- The luggage persons follows and gets the luggage checked in
- The boards with arrival and departure information are NOT USED in most of the airports we visited. Ask security or airport personnel which gate and listen carefully for your flight number OR destination, which will be announced by someone standing near the gate. The status on the board is not to be trusted at all.
- You will be x-rayed and your luggage checked again when you go to the gate. (Not always, but in the larger airports).
- You will ride a bus to the plane, even if you can see it from the doorway and it's ten feet away. Ask again if you are on the right flight, as no one really seems to check tickets.
- All announcements will be in English, too. Don't worry.
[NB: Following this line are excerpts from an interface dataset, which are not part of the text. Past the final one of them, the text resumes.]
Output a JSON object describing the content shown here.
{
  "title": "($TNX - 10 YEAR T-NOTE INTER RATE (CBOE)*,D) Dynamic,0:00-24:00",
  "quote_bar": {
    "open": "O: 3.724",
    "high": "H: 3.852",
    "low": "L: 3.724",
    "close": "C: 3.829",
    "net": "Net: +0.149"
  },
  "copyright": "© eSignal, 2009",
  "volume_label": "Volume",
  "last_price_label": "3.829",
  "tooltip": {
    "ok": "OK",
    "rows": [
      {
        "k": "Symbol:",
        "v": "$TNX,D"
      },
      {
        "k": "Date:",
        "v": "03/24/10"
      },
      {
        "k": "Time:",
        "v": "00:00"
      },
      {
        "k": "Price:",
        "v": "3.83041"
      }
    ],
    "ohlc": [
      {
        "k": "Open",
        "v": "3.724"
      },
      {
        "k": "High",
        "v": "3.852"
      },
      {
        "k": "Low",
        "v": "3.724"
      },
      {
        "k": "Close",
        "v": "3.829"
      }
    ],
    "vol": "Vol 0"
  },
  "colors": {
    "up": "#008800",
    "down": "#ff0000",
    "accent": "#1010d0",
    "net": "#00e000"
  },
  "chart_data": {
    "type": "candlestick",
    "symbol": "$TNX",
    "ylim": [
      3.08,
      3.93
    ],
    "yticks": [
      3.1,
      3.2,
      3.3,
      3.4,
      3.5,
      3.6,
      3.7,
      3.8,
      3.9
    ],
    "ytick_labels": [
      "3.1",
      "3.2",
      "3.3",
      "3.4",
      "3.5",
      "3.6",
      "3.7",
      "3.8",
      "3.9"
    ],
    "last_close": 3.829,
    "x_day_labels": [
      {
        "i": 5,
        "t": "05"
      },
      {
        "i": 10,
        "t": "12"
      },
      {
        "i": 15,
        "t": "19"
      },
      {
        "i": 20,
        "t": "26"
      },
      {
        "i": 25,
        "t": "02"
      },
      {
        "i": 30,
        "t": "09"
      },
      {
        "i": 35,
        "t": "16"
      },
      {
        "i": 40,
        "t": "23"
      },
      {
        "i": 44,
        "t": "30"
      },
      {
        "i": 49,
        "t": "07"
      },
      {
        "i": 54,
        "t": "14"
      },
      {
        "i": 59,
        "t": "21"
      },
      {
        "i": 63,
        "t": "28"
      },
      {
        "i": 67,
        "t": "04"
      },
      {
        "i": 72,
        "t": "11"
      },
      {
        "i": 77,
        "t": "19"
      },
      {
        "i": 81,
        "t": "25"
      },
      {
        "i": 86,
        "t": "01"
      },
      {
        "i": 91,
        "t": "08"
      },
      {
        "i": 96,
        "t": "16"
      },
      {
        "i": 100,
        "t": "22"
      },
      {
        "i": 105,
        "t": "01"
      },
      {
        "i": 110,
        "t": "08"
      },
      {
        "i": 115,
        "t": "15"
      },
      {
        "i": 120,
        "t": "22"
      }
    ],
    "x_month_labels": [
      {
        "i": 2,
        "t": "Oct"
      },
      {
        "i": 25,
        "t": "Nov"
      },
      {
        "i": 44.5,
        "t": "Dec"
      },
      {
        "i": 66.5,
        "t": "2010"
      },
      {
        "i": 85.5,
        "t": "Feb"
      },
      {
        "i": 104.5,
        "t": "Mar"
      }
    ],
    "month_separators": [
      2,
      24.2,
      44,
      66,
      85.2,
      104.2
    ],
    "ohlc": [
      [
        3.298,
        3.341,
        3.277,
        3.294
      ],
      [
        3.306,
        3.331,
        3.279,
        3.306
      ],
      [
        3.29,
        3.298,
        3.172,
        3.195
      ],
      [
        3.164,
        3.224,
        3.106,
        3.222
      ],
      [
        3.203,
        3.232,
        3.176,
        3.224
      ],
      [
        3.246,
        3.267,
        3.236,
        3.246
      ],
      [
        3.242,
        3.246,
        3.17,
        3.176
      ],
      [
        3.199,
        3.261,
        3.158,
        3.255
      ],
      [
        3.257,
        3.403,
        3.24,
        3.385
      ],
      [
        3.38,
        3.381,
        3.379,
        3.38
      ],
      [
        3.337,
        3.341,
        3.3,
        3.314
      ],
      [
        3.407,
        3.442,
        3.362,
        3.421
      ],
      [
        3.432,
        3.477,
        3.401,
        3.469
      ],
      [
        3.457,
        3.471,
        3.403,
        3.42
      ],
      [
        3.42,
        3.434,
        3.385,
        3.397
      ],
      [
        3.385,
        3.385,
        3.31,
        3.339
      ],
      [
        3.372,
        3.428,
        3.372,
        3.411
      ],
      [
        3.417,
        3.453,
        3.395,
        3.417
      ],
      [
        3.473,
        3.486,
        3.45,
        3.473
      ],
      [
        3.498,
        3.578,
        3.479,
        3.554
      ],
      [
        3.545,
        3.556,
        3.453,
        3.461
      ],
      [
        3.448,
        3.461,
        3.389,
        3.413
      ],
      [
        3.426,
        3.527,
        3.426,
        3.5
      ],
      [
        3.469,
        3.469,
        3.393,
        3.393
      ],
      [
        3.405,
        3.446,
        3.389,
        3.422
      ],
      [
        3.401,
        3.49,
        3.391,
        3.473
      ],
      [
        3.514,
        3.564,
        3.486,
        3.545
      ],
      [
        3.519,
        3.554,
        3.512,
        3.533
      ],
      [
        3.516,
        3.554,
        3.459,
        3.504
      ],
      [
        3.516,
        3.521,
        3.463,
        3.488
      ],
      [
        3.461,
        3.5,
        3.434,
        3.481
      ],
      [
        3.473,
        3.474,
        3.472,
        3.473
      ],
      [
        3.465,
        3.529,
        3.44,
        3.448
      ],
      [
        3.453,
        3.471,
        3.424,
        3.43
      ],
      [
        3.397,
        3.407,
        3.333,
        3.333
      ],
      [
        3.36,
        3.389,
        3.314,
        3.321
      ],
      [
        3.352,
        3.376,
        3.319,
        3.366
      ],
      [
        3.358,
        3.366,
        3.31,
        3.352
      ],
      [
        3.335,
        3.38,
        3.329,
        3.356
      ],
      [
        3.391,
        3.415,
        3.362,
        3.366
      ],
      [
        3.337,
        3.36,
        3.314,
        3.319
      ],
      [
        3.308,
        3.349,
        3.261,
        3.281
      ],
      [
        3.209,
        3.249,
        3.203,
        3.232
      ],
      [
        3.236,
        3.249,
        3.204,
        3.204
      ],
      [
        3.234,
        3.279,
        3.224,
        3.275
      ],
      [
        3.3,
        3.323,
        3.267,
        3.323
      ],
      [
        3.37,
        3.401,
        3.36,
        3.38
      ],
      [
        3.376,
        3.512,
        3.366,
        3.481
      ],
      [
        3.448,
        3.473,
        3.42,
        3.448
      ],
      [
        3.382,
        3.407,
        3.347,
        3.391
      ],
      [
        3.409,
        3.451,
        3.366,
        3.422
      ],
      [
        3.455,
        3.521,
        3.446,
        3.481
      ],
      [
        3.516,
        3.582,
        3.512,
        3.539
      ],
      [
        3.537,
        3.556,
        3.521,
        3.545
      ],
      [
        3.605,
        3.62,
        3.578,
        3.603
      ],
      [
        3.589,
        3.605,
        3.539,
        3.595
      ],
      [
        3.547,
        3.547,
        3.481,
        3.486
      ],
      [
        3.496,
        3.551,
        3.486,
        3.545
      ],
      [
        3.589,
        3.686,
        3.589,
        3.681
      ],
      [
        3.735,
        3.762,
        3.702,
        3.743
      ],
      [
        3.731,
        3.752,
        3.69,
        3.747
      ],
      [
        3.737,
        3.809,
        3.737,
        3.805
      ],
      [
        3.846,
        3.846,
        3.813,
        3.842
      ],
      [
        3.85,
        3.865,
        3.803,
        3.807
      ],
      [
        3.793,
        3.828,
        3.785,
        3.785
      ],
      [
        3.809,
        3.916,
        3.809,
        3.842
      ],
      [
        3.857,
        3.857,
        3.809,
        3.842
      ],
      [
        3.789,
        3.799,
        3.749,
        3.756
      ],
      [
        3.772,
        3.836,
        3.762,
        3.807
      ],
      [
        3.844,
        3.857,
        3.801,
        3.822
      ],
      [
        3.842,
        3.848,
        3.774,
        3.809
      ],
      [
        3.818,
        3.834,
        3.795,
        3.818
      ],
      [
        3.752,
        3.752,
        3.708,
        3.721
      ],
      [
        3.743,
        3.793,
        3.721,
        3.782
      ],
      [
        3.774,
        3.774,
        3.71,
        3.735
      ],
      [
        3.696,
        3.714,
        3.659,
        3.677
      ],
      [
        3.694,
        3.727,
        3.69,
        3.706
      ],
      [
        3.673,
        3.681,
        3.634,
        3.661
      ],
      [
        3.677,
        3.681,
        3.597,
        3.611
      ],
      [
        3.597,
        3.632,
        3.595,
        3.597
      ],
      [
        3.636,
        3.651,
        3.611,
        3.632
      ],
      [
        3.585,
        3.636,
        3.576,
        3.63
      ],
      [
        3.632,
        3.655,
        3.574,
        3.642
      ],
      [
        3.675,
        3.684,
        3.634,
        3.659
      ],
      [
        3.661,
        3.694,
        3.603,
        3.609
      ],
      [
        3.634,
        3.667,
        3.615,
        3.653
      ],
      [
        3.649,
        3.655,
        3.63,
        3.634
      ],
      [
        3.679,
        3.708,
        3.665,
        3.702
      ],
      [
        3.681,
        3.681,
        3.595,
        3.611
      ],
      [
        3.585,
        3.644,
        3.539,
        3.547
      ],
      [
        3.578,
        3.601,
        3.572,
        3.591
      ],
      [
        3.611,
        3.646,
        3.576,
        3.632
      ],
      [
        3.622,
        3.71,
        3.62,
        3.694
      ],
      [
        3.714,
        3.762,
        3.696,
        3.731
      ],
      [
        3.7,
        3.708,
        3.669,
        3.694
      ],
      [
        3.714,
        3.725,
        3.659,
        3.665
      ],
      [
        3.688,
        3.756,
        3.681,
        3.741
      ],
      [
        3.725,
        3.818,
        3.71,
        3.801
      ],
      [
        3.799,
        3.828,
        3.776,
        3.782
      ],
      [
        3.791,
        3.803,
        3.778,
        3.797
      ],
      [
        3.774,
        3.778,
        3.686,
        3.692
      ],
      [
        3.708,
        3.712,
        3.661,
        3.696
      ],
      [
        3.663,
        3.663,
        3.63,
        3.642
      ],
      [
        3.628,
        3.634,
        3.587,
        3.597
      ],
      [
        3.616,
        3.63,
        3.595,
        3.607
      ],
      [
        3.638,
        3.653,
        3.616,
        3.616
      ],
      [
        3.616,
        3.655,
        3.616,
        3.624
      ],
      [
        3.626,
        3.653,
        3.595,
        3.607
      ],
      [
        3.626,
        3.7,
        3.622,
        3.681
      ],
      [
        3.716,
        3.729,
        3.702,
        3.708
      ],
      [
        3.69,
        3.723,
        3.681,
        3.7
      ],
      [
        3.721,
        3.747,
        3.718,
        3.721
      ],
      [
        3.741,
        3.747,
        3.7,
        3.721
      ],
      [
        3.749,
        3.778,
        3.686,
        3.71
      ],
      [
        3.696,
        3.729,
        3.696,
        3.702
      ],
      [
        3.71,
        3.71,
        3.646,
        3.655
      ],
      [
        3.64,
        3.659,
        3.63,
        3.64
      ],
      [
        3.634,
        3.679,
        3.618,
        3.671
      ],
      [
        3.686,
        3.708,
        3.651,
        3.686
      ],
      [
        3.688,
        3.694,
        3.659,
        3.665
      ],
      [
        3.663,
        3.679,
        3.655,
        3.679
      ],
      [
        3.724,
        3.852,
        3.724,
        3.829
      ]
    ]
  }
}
Probably FRench as well, in most places, and definitely in Italian at Sharm-el-Shiekh.
Nearly every domestic flight was late, in our experience, so don't panic if the flight time has passed by and you haven't heard anything. They usually began boarding us about 10 minutes before the flight was scheduled to leave. One at least one occasion, after asking for the third time if our flight was boarding, the gate person sat us down next to someone who spoke Arabic, explained that we were obviously lost and stupid tourists, and instructed this perfect stranger to tell us when to get on the plane. We had some interesting conversations with people in the airports like this.
Despite the sense of general disorganization, everyone was calm, polite, nice, and more than willing to help.
Be prepared to tip luggage people. A cart will cost about 2 pounds, and may or may not come with a helpful (or not so helpful!) person attached to it. A 2-5 pound tip (about a buck) is generous.